Andy Smith, who takes bets as ‘Festival Racing,’ told The Guardian newspaper that bookmakers often agree before the racing begins to price up their books in a way that will leave more naive customers short-changed.

His comments came in the wake of a report by the Horseracing Bettors Forum that found particularly bad odds had been offered at the Welsh racetrack Ffos Las at an event marketed as “Ladies Day.”

Cooking the Books

While it’s generally accepted by bettors that all bookmakers give themselves a mathematical edge when they price up their books, some edges are greater than others.

In fixed-odds bookmaking, the sum of the probabilities quoted for any given race will always exceed 100 percent. Everything over the 100 percent mark equates to the bookmaker’s theoretical profit.

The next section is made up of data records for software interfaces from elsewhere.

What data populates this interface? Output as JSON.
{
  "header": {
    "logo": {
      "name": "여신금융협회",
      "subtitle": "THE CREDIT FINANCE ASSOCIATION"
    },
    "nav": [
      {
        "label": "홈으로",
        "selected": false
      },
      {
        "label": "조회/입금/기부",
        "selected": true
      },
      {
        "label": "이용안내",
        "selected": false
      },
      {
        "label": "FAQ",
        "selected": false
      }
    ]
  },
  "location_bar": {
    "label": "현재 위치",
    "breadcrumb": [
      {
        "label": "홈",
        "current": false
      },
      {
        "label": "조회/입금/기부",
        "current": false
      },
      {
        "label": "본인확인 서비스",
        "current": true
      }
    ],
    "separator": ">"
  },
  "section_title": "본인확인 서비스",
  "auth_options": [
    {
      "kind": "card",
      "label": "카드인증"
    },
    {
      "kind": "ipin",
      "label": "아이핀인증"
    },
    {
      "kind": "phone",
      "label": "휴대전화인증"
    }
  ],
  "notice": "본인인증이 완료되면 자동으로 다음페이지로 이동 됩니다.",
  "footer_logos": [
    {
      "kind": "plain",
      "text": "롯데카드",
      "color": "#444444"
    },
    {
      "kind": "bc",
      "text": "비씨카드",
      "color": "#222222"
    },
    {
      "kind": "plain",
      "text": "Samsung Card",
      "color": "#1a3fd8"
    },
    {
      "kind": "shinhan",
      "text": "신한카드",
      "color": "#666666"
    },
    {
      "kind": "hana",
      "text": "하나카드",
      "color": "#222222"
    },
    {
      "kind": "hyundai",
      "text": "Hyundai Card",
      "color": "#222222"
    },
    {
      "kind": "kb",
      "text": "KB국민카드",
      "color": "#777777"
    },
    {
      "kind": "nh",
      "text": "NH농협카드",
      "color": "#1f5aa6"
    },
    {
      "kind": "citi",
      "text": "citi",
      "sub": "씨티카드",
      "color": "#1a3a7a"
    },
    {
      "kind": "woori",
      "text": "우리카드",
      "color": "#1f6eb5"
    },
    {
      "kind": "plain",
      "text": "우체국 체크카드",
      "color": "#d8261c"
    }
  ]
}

Normally, they can’t get too greedy because experienced gamblers will do the math, realize they’re getting a raw deal and move on. In a competitive betting market, the margin should be under 2 percent for each runner, but it appears the bookies at Ffos Las felt that the Ladies Day attendees might be not be so perceptive.

Practise Widespread

“Because there’s not many bookies,” Smith said, “it was easy to arrange, let’s think of a word for it … a cartel. A bookie would come and ask you, one of the other bookies. They might say, we’ll do 3 percent the first couple of races, then we’re betting 4 percent.

You might not believe this, but this is not a thing that happens only at Ffos Las. It’s happening more and more.”

Smith says that collusion is more likely to be found in “satellite” betting spots, away from the main betting area.

Mark Kershaw, director at Ffos Las, told The Guardian he was “disappointed” in the bookmakers at his racetrack.

“We try hard to get the racegoers there and it needs everybody at the racecourse to pull together to make sure they want to come back again and have a good experience,” he said.

“I think it was a day when there was a holiday crowd and they thought: ‘We can take advantage,’ but that’s completely wrong. What we want is that holiday crowd to want to come back again. It shouldn’t be an opportunity to short-change them.”